WORK TO COMPLETE
Print every record exactly as it appears. Leave the pictures out.

______

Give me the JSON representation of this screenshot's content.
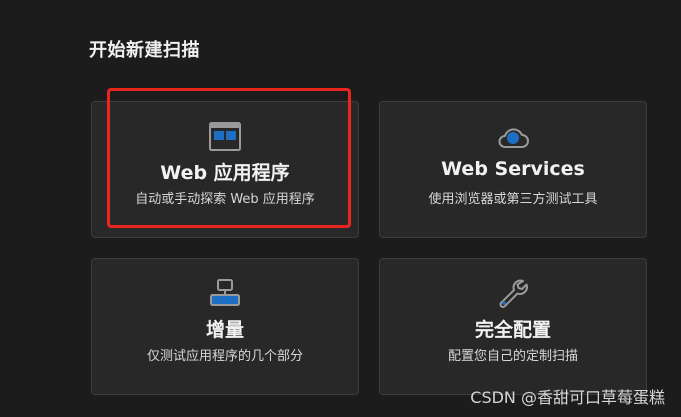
{
  "section": {
    "title": "开始新建扫描"
  },
  "cards": [
    {
      "title": "Web 应用程序",
      "desc": "自动或手动探索 Web 应用程序",
      "icon": "web-app-window-icon"
    },
    {
      "title": "Web Services",
      "desc": "使用浏览器或第三方测试工具",
      "icon": "cloud-globe-icon"
    },
    {
      "title": "增量",
      "desc": "仅测试应用程序的几个部分",
      "icon": "incremental-blocks-icon"
    },
    {
      "title": "完全配置",
      "desc": "配置您自己的定制扫描",
      "icon": "wrench-icon"
    }
  ],
  "colors": {
    "accent": "#1e6fc4",
    "highlight": "#e8261d",
    "card_bg": "#282829",
    "page_bg": "#1c1c1d"
  },
  "watermark": "CSDN @香甜可口草莓蛋糕"
}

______

ANSWER TO THIS PROBLEM
Give me the JSON representation of this screenshot's content.
{
  "section": {
    "title": "开始新建扫描"
  },
  "cards": [
    {
      "title": "Web 应用程序",
      "desc": "自动或手动探索 Web 应用程序",
      "icon": "web-app-window-icon"
    },
    {
      "title": "Web Services",
      "desc": "使用浏览器或第三方测试工具",
      "icon": "cloud-globe-icon"
    },
    {
      "title": "增量",
      "desc": "仅测试应用程序的几个部分",
      "icon": "incremental-blocks-icon"
    },
    {
      "title": "完全配置",
      "desc": "配置您自己的定制扫描",
      "icon": "wrench-icon"
    }
  ],
  "colors": {
    "accent": "#1e6fc4",
    "highlight": "#e8261d",
    "card_bg": "#282829",
    "page_bg": "#1c1c1d"
  },
  "watermark": "CSDN @香甜可口草莓蛋糕"
}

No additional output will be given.